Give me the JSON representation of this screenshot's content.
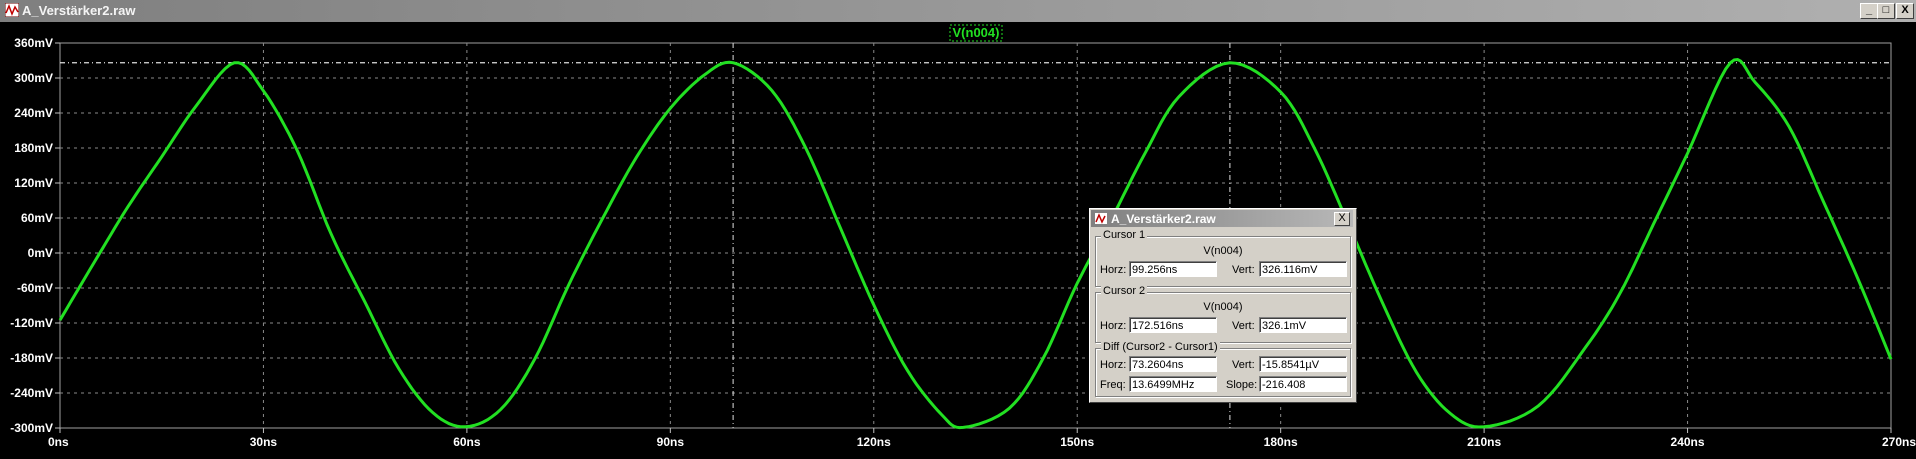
{
  "window": {
    "title": "A_Verstärker2.raw",
    "min_label": "_",
    "max_label": "□",
    "close_label": "X"
  },
  "chart_data": {
    "type": "line",
    "trace_label": "V(n004)",
    "trace_color": "#22e022",
    "x_unit": "ns",
    "y_unit": "mV",
    "xlim": [
      0,
      270
    ],
    "ylim": [
      -300,
      360
    ],
    "x_ticks": [
      "0ns",
      "30ns",
      "60ns",
      "90ns",
      "120ns",
      "150ns",
      "180ns",
      "210ns",
      "240ns",
      "270ns"
    ],
    "x_tick_values": [
      0,
      30,
      60,
      90,
      120,
      150,
      180,
      210,
      240,
      270
    ],
    "y_ticks": [
      "360mV",
      "300mV",
      "240mV",
      "180mV",
      "120mV",
      "60mV",
      "0mV",
      "-60mV",
      "-120mV",
      "-180mV",
      "-240mV",
      "-300mV"
    ],
    "y_tick_values": [
      360,
      300,
      240,
      180,
      120,
      60,
      0,
      -60,
      -120,
      -180,
      -240,
      -300
    ],
    "series": [
      {
        "name": "V(n004)",
        "x": [
          0,
          5,
          10,
          15,
          20,
          25.7,
          30,
          35,
          40,
          45,
          50,
          55,
          59.8,
          65,
          70,
          75,
          80,
          85,
          90,
          95,
          99.3,
          105,
          110,
          115,
          120,
          125,
          130,
          133.2,
          140,
          145,
          150,
          155,
          160,
          165,
          172.5,
          180,
          185,
          190,
          195,
          200,
          205,
          210,
          218,
          225,
          230,
          235,
          240,
          246.3,
          250,
          255,
          260,
          265,
          270
        ],
        "y": [
          -115,
          -17,
          79,
          165,
          251,
          326,
          278,
          175,
          32,
          -85,
          -199,
          -274,
          -298,
          -268,
          -182,
          -55,
          59,
          164,
          248,
          305,
          326,
          278,
          179,
          45,
          -89,
          -202,
          -277,
          -299,
          -266,
          -180,
          -52,
          57,
          171,
          268,
          326,
          276,
          179,
          49,
          -85,
          -204,
          -275,
          -298,
          -262,
          -161,
          -70,
          50,
          171,
          326,
          292,
          216,
          89,
          -41,
          -182
        ]
      }
    ],
    "cursor1": {
      "x": 99.256,
      "y": 326.116
    },
    "cursor2": {
      "x": 172.516,
      "y": 326.1
    },
    "grid": true
  },
  "cursor_dialog": {
    "title": "A_Verstärker2.raw",
    "close_label": "X",
    "cursor1": {
      "group_label": "Cursor 1",
      "trace": "V(n004)",
      "horz_label": "Horz:",
      "horz": "99.256ns",
      "vert_label": "Vert:",
      "vert": "326.116mV"
    },
    "cursor2": {
      "group_label": "Cursor 2",
      "trace": "V(n004)",
      "horz_label": "Horz:",
      "horz": "172.516ns",
      "vert_label": "Vert:",
      "vert": "326.1mV"
    },
    "diff": {
      "group_label": "Diff (Cursor2 - Cursor1)",
      "horz_label": "Horz:",
      "horz": "73.2604ns",
      "vert_label": "Vert:",
      "vert": "-15.8541µV",
      "freq_label": "Freq:",
      "freq": "13.6499MHz",
      "slope_label": "Slope:",
      "slope": "-216.408"
    }
  }
}
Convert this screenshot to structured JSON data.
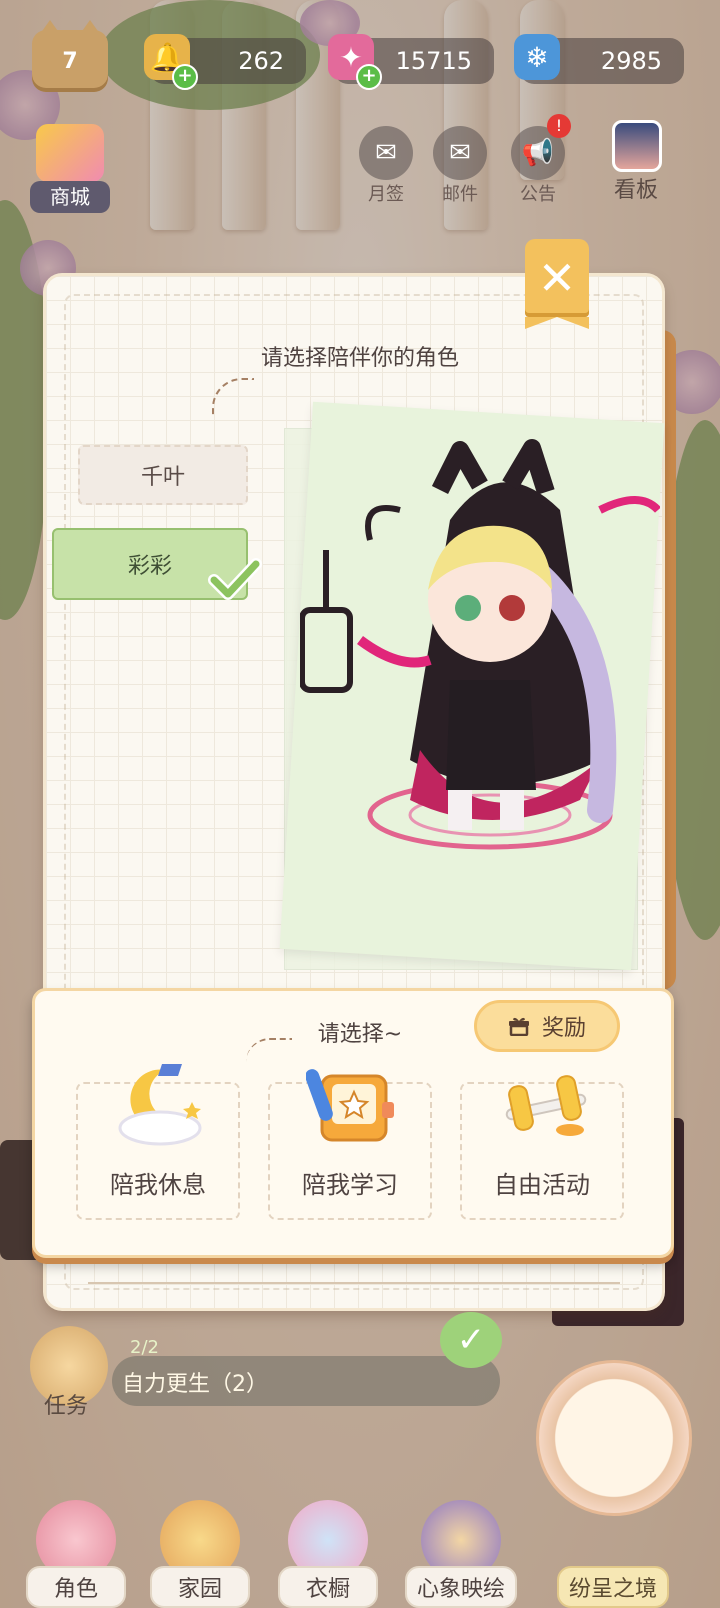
{
  "hud": {
    "level": "7",
    "currencies": [
      {
        "name": "bell-currency",
        "value": "262"
      },
      {
        "name": "gem-currency",
        "value": "15715"
      },
      {
        "name": "snowflake-currency",
        "value": "2985"
      }
    ],
    "shop_label": "商城",
    "top_icons": [
      {
        "name": "monthly-signin",
        "label": "月签"
      },
      {
        "name": "mail",
        "label": "邮件"
      },
      {
        "name": "announcement",
        "label": "公告"
      }
    ],
    "board_label": "看板"
  },
  "dialog": {
    "prompt": "请选择陪伴你的角色",
    "characters": [
      {
        "name": "千叶",
        "selected": false
      },
      {
        "name": "彩彩",
        "selected": true
      }
    ],
    "choose_prompt": "请选择~",
    "reward_label": "奖励",
    "options": [
      {
        "label": "陪我休息",
        "icon": "moon-cloud-icon"
      },
      {
        "label": "陪我学习",
        "icon": "notebook-pen-icon"
      },
      {
        "label": "自由活动",
        "icon": "dumbbell-icon"
      }
    ]
  },
  "task": {
    "label": "任务",
    "progress": "2/2",
    "title": "自力更生（2）"
  },
  "nav": [
    {
      "label": "角色"
    },
    {
      "label": "家园"
    },
    {
      "label": "衣橱"
    },
    {
      "label": "心象映绘"
    },
    {
      "label": "纷呈之境"
    }
  ],
  "colors": {
    "selected_green": "#c7e2a8",
    "accent_gold": "#f3c15d",
    "panel_cream": "#fffaf0"
  }
}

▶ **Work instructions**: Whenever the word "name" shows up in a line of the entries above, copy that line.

▶ **Solution for this exercise**:
        "name": "V(n004)",
        "name": "bell-currency",
        "name": "gem-currency",
        "name": "snowflake-currency",
        "name": "monthly-signin",
        "name": "mail",
        "name": "announcement",
        "name": "千叶",
        "name": "彩彩",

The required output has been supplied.